Good trivia starts with a core fact that is interesting because it’s new to some people. That sounded really dumb but all I’m saying is that you should write questions about things you actually know about and feel like are unique to you (or Wikipedia where you learned the fact).
Keep your quiz fairly short
Yes quizzes are fun and the questions are fascinating, but no one wants to answer your 50 question trivia quiz that takes like an hour to complete. I would say try to stay under 10 questions.
Here’s what question looks like after you answer it. Look familiar? I think Trivia Crack took cues from our styling (we were around before anyone knew it existed). I put this here because the explanation of why someone got an answer right (or wrong) is almost as important as the question itself. Make sure you actually know the correct answer and also make sure you provide adequate explanation to satisfy the curiosity of the quiz taker who wants to know why they got the question right or wrong.
4. Write results
Because you are revealing the correct answer to each question right after it’s answered, the overall result of the quiz becomes less consequential.
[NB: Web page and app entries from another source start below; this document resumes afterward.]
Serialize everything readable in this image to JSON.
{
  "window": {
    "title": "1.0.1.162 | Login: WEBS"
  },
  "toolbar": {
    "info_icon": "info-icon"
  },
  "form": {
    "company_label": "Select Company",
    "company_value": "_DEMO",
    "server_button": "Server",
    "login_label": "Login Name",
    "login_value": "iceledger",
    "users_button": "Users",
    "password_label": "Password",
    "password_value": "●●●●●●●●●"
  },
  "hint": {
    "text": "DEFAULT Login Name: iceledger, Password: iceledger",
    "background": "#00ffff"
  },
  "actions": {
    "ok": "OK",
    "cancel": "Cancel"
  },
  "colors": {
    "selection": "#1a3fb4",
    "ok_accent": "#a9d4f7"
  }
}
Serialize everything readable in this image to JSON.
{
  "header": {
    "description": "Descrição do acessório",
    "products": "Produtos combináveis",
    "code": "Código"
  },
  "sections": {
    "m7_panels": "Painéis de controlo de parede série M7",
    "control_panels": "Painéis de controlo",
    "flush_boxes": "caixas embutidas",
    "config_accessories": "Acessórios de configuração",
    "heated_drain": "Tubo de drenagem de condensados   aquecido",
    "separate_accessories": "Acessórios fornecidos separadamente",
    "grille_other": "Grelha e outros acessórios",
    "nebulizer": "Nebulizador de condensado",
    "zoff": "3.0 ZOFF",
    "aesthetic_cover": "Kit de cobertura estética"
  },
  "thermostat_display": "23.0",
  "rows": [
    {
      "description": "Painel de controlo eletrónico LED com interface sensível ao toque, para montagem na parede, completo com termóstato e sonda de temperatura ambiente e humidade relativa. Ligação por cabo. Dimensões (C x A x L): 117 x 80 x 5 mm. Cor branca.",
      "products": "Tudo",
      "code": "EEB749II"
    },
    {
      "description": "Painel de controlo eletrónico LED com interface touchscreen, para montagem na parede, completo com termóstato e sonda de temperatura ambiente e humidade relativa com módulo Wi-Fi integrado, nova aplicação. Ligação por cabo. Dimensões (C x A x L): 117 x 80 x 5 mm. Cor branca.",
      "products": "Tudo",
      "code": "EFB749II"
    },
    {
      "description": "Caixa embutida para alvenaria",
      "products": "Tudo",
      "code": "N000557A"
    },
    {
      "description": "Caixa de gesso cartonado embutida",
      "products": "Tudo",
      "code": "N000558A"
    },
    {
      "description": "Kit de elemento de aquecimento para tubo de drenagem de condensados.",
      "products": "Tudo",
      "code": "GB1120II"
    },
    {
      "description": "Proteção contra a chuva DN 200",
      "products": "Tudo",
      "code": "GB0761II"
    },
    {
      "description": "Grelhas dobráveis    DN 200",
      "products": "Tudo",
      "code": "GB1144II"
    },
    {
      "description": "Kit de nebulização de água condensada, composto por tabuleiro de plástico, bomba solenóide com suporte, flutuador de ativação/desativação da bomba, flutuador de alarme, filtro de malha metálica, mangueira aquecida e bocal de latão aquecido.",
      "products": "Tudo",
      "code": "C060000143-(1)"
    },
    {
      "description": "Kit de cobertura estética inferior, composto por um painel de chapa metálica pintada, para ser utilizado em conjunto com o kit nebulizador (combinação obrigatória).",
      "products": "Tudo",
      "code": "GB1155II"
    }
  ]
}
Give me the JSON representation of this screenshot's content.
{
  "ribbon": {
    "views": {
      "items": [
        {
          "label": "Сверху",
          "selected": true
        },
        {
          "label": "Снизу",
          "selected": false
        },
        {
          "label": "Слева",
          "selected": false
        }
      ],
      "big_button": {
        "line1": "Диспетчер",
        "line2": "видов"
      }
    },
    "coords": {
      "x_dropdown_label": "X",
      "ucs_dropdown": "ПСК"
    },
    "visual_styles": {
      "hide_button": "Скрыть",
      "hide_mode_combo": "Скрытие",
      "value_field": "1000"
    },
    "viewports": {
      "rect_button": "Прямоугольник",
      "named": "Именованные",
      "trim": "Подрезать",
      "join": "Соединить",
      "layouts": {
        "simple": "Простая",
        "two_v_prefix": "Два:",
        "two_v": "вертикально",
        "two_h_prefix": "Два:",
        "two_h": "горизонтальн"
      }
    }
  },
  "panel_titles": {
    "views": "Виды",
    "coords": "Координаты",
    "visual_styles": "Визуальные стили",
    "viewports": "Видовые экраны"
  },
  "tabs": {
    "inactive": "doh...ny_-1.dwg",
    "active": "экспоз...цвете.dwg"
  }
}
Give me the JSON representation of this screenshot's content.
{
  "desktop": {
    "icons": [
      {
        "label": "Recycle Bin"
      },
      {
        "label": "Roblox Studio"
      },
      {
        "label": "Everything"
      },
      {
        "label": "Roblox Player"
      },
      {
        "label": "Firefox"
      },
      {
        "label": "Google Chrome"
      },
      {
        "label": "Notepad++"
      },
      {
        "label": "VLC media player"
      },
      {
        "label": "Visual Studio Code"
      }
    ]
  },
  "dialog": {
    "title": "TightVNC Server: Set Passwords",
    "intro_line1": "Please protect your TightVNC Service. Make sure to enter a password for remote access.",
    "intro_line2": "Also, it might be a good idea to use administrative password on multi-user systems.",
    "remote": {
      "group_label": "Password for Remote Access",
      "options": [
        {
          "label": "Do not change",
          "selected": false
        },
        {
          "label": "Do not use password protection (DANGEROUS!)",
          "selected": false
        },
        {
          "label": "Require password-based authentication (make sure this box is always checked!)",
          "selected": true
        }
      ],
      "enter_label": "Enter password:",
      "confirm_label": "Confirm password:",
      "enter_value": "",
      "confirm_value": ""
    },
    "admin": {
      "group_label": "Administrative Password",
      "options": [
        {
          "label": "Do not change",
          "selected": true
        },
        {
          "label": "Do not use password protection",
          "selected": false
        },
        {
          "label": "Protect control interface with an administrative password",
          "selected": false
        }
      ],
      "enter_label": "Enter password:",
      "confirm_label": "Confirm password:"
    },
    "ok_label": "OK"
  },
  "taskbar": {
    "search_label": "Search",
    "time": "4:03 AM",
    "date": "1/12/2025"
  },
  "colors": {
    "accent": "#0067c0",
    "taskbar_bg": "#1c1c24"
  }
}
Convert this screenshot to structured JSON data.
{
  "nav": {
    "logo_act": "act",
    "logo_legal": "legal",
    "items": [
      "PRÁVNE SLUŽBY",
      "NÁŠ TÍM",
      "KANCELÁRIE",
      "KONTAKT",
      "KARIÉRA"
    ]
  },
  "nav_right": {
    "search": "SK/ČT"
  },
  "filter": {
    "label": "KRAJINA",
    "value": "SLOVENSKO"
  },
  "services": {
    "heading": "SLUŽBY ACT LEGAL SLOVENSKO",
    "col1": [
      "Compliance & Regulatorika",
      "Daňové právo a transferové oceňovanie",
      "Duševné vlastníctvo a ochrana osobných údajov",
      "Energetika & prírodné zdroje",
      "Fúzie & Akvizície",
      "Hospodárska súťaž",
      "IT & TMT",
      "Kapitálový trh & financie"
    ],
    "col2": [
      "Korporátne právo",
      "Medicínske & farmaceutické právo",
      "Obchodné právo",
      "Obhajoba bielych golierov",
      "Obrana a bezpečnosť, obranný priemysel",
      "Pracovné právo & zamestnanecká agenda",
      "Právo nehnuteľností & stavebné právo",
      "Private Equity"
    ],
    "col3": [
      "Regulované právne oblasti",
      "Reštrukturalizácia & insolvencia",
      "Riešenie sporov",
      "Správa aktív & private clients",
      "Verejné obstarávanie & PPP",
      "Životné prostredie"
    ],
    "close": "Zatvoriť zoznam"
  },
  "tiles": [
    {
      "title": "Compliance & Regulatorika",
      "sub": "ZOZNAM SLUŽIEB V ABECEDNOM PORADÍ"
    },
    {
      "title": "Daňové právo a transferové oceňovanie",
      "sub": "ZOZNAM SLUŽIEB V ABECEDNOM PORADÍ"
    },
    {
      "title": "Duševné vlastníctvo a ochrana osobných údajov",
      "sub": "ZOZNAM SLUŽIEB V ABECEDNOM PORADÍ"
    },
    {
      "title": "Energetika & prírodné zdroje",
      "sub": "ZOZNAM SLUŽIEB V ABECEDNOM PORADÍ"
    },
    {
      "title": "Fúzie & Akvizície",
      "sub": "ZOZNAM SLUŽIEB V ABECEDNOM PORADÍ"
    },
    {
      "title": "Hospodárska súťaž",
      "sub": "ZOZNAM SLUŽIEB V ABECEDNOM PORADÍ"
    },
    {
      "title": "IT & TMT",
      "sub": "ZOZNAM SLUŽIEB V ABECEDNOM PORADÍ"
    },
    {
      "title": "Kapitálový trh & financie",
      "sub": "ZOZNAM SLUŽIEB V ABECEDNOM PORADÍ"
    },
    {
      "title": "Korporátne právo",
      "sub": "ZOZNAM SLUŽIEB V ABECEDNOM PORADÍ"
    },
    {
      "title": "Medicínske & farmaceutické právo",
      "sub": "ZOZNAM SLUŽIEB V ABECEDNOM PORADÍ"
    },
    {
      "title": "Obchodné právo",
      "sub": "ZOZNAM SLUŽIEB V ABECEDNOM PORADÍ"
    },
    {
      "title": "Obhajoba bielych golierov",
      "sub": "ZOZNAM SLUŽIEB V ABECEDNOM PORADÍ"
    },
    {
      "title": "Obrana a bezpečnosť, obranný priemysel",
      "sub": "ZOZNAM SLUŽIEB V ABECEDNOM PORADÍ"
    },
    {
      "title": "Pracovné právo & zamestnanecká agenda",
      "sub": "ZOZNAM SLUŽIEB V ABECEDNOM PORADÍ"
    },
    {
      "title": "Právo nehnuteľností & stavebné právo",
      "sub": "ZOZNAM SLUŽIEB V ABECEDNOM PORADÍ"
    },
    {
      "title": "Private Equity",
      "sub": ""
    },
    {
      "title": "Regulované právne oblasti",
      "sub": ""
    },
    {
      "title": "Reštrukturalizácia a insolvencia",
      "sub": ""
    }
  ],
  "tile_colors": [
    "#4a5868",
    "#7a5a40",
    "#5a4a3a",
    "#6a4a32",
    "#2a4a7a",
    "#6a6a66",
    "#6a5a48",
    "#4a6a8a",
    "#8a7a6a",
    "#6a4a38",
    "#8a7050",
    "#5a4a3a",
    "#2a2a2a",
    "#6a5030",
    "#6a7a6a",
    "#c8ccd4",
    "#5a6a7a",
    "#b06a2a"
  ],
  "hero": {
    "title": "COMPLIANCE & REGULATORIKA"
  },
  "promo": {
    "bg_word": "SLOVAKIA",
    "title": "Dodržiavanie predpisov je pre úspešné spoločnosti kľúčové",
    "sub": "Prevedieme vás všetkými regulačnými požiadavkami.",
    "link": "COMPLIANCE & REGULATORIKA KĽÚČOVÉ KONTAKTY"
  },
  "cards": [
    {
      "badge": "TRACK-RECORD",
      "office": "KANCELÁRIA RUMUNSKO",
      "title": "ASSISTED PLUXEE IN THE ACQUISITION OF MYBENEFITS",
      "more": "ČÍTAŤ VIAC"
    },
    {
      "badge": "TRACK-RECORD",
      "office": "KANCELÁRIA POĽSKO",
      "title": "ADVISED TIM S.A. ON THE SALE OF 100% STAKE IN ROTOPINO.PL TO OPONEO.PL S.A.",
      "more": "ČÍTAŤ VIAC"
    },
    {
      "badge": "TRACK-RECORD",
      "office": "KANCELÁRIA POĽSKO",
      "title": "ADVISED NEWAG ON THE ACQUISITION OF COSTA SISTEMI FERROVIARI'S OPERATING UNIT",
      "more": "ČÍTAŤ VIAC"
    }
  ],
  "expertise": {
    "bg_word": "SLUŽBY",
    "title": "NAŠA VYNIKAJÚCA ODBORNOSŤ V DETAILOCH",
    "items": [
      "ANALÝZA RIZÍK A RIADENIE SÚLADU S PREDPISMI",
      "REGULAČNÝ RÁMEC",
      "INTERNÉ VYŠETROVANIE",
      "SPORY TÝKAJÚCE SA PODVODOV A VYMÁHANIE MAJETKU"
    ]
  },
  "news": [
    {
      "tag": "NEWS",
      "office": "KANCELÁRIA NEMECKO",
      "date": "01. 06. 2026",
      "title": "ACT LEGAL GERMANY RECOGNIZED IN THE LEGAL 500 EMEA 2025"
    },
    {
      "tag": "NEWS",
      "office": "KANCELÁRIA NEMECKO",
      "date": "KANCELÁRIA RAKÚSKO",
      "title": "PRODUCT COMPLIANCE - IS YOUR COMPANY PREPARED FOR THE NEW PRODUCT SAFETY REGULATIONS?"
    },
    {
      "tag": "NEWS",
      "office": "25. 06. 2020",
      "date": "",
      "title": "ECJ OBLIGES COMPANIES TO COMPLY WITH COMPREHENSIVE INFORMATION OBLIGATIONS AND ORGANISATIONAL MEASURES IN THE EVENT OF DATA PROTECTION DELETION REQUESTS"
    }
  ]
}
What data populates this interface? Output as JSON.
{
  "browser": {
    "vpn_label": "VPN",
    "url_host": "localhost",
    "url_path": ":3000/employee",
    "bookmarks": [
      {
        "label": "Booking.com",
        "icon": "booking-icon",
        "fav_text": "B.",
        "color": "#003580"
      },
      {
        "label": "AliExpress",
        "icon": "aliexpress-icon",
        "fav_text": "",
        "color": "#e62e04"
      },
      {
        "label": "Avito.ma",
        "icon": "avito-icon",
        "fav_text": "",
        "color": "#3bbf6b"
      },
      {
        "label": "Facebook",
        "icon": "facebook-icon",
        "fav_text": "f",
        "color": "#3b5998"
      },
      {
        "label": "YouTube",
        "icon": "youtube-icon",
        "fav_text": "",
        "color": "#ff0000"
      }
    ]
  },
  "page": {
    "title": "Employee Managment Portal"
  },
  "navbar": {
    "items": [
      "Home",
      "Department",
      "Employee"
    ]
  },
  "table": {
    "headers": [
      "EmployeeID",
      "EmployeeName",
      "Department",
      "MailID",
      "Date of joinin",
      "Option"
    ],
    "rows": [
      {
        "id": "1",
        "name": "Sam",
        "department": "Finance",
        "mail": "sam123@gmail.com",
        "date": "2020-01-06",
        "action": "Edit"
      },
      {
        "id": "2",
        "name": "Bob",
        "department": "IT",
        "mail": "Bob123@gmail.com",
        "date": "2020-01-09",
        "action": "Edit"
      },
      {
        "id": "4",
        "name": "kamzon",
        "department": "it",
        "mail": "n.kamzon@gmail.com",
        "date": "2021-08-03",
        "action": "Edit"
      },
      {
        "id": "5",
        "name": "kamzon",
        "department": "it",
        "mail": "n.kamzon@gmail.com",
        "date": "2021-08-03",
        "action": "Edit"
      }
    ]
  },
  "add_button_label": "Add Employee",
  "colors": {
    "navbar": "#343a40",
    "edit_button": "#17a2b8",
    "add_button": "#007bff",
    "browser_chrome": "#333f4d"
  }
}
However, with interact you get an option to show correct answers only at the end, which changes the game a bit and makes the results actually important.
If you look below for a second, I set up a mock result for (0 to 0 correct) that links out to an event that is located in Italy where obviously the quiz taker could learn more about the place. If I was someone running events in Italy, this Trivia Crack quiz would be an excellent way of marketing it.
5. Embed on your site
This is a key feature. When you set up a quiz you can set the social share URL to any URL you want, meaning you can send traffic back to your site when people share the quiz the links point back to your domain and you keep all the traffic – genius! I embedded the quiz we’ve been looking at in this blog post and changed the social share links to point back to this post as well, so you can see how that works.
6. Share on Facebook
As the person who made the quiz, you want to get it out there for the world to see. There are two ways you can do this. The first is to actually take the quiz yourself and share it from the results page you get. The second is what I did before where I just share the quiz itself, which comes complete with the cover photo.
Note: If you are sharing on a business Facebook page it won’t automatically share the cover photo image (damn Facebook settings), so you have to manually share the photo along with a link to the quiz.
7. Bonus! How to get ROI from your Trivia Crack quiz
So you might be reading this as a marketing professional and you’re like “sick, I can make that kind of quiz, but what’s in it for me?” Well there are a couple of answers to that question, I’ll go over them briefly.
1. Website traffic
As I mentioned in the embed section, I can embed a quiz in my blog post or website page and set the social share links to point to it so I’m getting extra traffic on my domain from social sites. If I want to show ads or show email signup forms I can do that and get some lasting value from my quiz.
2. Sales leads
I put in a screenshot of a lead capture form below so you can see what it looks like. Basically it’s a form that goes between the last question of your quiz and the results that asks for lead information. The actual form below was shown 475 times and lead to 123 opt-ins. That’s not bad for five form fields!